The main benefit for the harassed Australian or New Zealand social media marketer is the suite of scheduling and management tools, alongside some basic analytics:
• Hootsuite offers a, well, suite of scheduling and management tools for social media marketers. It’s one of the oldest and most popular social media management platforms out there (and in some ways, the UI is showing its age)
• The free versions of Social Oomph and TweetDeck are great if you have just one channel.
• Sprout Social is another classic (no longer with a free version, alas) that allows you to publish, schedule and manage social.
Some key watch outs:
• Check your meta-data: These tools may scrape the link on your social post for the title, image, description and the URL. Sometimes the wrong image will pull through, or the title will display strangely. A simple solution? Set up a private, dummy social account for testing.
• Beware the snowball: These free packages are designed for up-selling. Keep an eye on what you actually need and don’t automatically upgrade without taking a close look at the detail. Analytics like social listening, competitive benchmarking, paid and organic ROI reporting will only come with the enterprise or premium subscriptions.
When you reach a maturity point where your brand is spending a substantial amount of budget on social media, you’ll need to justify that spending – there’s no point investing if the business don’t get a return.
Your board or management team may start asking:
• What’s the Marketing ROI?
• How are we performing compared to other brands in our category?
• Are our social media efforts succeeding in getting new leads into our database?
You’ll also be ready for more sophisticated marketing and answers to questions like:
• How is our target audience feeling at the moment? Can we help them feel more optimistic, or help fulfil a need?
• What topics are driving conversation – do we have something effective to say?
• Which of our posts was most effective against these specific objectives?
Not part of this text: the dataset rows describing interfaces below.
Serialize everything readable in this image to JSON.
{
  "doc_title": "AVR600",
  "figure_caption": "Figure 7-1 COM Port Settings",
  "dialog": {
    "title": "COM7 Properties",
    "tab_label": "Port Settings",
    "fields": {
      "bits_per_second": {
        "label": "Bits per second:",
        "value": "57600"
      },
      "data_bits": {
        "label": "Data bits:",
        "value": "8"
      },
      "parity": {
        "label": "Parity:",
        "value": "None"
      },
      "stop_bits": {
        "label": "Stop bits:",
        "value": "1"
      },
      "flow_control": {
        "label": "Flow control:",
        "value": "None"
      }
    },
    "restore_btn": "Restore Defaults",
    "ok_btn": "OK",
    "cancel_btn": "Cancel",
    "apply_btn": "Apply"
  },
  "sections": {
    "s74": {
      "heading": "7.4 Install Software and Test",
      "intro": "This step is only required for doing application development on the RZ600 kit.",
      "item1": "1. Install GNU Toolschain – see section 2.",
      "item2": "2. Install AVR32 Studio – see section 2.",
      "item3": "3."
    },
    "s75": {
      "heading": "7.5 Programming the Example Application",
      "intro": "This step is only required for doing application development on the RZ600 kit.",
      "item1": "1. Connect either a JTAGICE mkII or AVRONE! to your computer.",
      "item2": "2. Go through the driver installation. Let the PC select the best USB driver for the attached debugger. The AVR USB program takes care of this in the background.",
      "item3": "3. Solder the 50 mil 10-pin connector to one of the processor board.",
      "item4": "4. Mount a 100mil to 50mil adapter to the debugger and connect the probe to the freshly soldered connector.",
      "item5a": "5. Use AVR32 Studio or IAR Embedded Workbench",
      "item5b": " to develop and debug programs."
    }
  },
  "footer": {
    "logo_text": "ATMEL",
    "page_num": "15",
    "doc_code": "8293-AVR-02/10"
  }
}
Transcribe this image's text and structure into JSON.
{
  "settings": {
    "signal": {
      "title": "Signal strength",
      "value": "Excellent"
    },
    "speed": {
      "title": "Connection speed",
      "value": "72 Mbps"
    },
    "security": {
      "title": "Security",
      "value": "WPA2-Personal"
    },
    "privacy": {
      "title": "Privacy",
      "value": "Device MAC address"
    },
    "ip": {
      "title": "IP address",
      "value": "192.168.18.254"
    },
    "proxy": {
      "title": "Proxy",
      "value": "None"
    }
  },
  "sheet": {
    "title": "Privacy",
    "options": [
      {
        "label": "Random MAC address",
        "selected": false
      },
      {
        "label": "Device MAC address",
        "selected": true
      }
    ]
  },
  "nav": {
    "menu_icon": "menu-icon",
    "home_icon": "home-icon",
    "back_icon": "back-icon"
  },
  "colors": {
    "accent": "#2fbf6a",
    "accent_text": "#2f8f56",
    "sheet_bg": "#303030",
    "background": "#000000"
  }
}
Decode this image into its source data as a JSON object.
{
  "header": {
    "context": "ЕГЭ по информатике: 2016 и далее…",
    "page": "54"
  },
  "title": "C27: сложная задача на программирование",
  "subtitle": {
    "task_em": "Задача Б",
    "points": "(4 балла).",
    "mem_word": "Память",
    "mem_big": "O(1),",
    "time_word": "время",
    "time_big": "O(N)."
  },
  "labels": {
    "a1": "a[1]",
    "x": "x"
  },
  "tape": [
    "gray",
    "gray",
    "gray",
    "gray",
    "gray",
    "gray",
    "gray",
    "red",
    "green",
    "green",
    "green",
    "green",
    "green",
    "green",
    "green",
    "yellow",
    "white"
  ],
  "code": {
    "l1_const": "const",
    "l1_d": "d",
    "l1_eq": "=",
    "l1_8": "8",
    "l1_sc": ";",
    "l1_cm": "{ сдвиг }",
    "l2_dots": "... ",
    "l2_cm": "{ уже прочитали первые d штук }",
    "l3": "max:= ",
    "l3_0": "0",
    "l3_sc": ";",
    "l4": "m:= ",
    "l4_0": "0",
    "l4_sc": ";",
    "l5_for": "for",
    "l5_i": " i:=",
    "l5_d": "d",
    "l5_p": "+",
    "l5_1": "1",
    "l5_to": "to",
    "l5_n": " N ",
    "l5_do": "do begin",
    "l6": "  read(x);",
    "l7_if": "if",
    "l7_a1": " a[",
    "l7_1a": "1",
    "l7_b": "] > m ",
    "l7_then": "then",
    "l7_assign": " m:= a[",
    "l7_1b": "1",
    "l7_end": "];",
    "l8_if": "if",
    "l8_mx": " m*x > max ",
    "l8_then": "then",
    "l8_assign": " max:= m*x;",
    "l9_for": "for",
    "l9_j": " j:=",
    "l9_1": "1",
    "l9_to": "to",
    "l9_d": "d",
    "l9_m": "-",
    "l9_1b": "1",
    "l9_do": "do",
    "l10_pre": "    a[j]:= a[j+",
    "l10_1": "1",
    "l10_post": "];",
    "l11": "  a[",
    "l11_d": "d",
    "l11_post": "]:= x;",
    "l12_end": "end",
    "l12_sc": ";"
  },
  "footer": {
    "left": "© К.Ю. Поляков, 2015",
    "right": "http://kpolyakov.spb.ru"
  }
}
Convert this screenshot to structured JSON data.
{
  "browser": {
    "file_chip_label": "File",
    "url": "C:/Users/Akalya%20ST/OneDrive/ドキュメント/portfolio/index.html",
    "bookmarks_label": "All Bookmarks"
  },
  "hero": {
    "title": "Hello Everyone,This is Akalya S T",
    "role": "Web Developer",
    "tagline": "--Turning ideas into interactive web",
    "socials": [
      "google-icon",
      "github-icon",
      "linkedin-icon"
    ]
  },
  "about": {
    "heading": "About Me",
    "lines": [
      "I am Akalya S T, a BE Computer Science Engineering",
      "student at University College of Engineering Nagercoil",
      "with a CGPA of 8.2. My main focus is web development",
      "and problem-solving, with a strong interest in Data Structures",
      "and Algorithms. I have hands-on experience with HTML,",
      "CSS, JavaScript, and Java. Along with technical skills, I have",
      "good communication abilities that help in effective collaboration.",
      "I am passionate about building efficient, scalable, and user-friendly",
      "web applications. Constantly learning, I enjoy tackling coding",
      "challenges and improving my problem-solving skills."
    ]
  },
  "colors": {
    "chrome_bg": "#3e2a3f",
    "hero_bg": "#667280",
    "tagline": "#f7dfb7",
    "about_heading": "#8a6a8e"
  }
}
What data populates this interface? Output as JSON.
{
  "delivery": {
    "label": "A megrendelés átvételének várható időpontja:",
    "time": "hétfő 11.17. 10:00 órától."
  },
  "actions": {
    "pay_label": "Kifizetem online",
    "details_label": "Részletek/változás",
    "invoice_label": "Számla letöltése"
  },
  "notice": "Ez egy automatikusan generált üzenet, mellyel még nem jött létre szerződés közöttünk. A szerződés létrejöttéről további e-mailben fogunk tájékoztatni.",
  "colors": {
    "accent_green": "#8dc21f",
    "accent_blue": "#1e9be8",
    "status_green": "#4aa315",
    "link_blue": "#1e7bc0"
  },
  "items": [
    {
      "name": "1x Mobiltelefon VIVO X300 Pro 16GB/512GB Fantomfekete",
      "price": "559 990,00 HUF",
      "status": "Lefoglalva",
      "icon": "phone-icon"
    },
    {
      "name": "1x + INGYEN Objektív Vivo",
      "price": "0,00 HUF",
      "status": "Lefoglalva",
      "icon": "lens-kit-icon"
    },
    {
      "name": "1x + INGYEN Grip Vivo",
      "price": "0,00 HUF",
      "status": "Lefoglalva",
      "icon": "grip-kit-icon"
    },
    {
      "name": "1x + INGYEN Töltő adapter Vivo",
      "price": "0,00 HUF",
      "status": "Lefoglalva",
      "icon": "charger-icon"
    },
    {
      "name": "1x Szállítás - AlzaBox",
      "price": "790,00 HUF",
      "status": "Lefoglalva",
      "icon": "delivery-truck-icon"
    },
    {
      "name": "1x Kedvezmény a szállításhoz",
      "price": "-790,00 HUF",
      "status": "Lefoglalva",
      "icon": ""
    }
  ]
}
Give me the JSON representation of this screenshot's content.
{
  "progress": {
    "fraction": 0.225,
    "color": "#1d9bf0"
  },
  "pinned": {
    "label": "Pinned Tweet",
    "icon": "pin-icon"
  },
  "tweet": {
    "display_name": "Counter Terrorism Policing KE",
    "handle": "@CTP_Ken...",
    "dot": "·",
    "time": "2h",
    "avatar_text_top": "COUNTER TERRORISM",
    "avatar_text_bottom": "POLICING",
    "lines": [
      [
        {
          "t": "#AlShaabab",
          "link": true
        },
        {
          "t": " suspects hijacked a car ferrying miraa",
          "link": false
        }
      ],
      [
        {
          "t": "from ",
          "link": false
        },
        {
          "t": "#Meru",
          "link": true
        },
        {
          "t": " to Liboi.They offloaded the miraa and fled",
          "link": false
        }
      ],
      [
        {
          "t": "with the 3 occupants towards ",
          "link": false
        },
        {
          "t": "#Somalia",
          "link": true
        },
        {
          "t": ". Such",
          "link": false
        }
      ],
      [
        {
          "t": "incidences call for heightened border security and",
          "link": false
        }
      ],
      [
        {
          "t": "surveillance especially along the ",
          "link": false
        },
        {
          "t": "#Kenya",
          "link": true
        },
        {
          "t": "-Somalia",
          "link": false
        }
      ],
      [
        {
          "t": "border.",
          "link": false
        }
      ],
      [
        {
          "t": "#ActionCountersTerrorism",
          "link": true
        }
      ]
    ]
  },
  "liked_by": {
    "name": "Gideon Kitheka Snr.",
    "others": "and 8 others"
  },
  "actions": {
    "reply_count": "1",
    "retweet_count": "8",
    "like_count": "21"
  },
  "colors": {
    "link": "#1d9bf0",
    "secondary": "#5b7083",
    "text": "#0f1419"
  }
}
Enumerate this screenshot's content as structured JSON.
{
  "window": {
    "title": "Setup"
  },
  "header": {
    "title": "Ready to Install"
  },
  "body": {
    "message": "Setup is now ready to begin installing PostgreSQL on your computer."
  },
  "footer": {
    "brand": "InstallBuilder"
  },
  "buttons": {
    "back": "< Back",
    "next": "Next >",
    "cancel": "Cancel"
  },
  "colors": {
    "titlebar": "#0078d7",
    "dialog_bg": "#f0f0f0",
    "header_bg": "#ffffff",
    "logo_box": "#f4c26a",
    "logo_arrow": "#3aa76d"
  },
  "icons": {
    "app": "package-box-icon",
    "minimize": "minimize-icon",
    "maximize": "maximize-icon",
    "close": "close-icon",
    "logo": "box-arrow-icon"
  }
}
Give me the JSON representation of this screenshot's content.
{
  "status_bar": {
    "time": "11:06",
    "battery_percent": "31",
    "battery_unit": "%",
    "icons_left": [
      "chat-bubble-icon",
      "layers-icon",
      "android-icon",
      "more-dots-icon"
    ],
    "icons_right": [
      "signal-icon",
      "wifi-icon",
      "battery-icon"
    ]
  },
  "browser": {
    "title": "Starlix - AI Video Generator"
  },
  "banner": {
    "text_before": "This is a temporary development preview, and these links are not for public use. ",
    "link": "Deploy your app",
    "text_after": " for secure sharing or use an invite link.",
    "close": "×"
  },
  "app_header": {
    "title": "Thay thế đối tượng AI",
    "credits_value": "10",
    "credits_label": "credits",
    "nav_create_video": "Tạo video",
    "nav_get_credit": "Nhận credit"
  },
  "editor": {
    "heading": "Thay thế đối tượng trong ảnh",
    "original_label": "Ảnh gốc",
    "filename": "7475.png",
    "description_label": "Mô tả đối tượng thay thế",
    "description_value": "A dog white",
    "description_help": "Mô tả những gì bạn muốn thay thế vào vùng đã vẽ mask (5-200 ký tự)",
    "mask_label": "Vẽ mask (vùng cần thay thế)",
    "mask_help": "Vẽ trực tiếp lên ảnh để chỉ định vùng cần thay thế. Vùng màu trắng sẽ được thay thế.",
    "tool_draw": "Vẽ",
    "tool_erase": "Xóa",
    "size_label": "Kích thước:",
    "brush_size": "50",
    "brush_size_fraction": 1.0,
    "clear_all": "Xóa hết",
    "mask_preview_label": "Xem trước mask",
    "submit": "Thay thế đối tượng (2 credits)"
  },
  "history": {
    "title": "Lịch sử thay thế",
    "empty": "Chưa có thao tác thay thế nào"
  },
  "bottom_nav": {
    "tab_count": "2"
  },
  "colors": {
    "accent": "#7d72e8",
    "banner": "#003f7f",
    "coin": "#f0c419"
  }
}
• What kind of social content deliver us the best marketing ROI?
It’s easy to look at shares and likes on various platforms, but those metrics doesn’t offer much insight when you’re trying to answer strategic questions. That’s why, over the past few years, a host of social media analytics tools have been launched. These tools use a variety of methods to measure social media performance, going way beyond likes and shares. Some focus on analysing the sentiment surrounding different posts, some look at trends or link marketing spend to business growth, and others – like Zavy – do it all.
Zavy is a relative newcomer to the social analytics world - we're not retrofitting our analytics to fit the moment, it's all based on what marketers need to succeed in today's landscape. We offer a unique range of analytics tools, powered by machine learning and AI, on an intuitive, user-friendly platform.
Our proprietary Social Score tool couldn’t be simpler: we compare your brand with similar businesses in your industry using proven performance metrics and give you a single number that signifies where you rank. If you’re just starting to look at your social media performance from a strategic perspective, it’s a clear place to start – from there, you can make changes and watch your score for improvement.
Digging deeper, we can analyse your performance over time, measure engagement, and benchmark your performance against key metrics. Our powerful social listening tools track and analyse thousands of comments and conversations on social media, giving you searchable, real-time insight into public sentiment around your brand and emotions on individual posts. It’s all designed to give you real, practical information about how your brand is working, so you can make changes and boost your ROI.
It’s no surprise that we think Zavy is the best social analytics tool out there – being the best has been our goal from the start. But remember, no matter where you are in your social analytics journey, the key is to set yourself up for success from the get-go.